Gordon Gibb, of the Department of Counseling Psychology and Special Education, published an article describing lessons he learned during a year spent organizing and directing a school in India for children whose parents or grandparents suffer from leprosy. The article, titled “Organizing an NGO-sponsored English-Medium School in South India: Lessons Learned,” was published in The Journal of International Education and Leadership. Gibb included Indian cultural background, the nature and status of leprosy in India, the role of an English-medium school in Indian society, and six different lessons learned while running the Peery School in India.
In 2008-2009, Professor Gibb took a professional development leave to help direct and organize the Peery School located in India. An English-medium school like Peery uses English as its primary language, even though it is not the first language of the students. This school is run by The Rising Star Outreach of India program, which provides education, finances, and healthcare for people with leprosy. Leprosy affects the lives of millions of people in India. Though today it is readily treatable, some people continue to maintain traditional attitudes about leprosy and isolate people suffering from the condition in colonies or institutions. The children at the school do not have the disease, but it is not easy for them to get an education because of the prejudicial treatment of their famillies. The Peery School serves children from 34 colonies and four cities in the state of Tamil Nadu.

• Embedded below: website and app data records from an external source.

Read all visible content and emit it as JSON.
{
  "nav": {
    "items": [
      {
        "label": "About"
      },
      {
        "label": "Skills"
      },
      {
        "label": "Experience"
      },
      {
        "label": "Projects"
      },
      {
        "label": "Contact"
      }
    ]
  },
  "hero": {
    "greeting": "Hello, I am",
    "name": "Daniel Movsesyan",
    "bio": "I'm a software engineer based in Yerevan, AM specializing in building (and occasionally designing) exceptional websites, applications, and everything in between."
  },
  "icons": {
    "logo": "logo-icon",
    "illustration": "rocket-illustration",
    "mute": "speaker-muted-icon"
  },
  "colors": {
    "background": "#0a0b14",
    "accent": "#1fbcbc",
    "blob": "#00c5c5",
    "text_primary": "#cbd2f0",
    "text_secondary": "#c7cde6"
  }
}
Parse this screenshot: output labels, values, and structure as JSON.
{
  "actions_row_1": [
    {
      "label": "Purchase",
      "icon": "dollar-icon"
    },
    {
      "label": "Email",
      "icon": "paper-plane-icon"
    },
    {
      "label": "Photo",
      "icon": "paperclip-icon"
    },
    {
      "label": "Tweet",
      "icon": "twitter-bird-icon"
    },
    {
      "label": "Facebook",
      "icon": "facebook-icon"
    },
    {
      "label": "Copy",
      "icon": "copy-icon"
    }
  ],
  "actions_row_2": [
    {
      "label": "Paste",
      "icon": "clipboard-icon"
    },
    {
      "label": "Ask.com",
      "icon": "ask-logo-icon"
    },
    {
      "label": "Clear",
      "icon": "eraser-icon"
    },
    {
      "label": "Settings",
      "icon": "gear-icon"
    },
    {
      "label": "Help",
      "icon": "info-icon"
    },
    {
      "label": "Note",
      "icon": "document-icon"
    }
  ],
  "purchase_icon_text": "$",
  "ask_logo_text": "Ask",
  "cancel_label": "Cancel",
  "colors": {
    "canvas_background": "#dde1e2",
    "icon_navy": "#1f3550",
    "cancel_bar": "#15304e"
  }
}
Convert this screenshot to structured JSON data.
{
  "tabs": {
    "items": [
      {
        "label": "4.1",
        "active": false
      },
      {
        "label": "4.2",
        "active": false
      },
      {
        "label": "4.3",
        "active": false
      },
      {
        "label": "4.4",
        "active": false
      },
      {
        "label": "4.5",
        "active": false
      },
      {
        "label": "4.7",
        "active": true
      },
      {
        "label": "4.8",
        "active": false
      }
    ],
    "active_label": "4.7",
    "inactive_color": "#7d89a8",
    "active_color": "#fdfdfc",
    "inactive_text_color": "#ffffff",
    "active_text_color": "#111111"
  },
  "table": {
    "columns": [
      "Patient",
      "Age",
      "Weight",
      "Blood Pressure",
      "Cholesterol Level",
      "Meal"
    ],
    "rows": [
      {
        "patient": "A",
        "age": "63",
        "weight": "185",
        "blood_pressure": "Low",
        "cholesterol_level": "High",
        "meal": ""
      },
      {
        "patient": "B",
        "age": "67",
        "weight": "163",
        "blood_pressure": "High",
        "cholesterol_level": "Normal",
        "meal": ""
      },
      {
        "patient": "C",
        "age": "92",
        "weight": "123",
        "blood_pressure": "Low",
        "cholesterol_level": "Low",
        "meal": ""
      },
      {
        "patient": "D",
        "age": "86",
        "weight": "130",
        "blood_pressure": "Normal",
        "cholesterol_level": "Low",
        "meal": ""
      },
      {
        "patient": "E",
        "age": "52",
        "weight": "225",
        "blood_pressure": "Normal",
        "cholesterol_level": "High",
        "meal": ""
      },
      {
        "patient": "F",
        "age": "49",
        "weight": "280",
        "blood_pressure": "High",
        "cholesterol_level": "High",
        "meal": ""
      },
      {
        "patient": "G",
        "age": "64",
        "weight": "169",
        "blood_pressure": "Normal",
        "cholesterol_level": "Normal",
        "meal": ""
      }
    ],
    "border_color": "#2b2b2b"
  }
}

Gibb has written about the lessons he learned in order to assist others who may want to participate in founding schools for marginalized populations. “[In order] for someone outside India to understand and utilize what was learned during this school experience, knowledge of the context of leprosy colonies and the social and economic situations of children born in these colonies is important,” Gibb said. The paper addressed the educational efforts specifically targeting children of parents or grandparents with leprosy. “An English-medium education allows people to counteract the effects of caste, and is invaluable to the life of the student,” Gibb said.
Gibb’s article discusses six different topics reviewing the lessons Gibb learned during his time in India:
- Difficulties in gaining government recognition and accreditation for the school
- Processes of school governance with state and local authorities and leadership
- The influence of local school culture, particularly with other education agencies
- Challenges of hiring and training teachers with the right fit for the school
- Issues of instructing with an English-medium curriculum
- Relationships with family and parents and their involvement with the students’ education
“I learned much in the first full year of Rising Star’s efforts to establish an English-medium school for children from leprosy colonies in south India,” Gibb said. “Lessons learned in these six areas may serve as examples to others who are endeavoring to establish schools for marginalized populations.”
Recalling his experience in India, Gibb said, “If I had the chance, I would go back in a heartbeat.”
July 31, 2012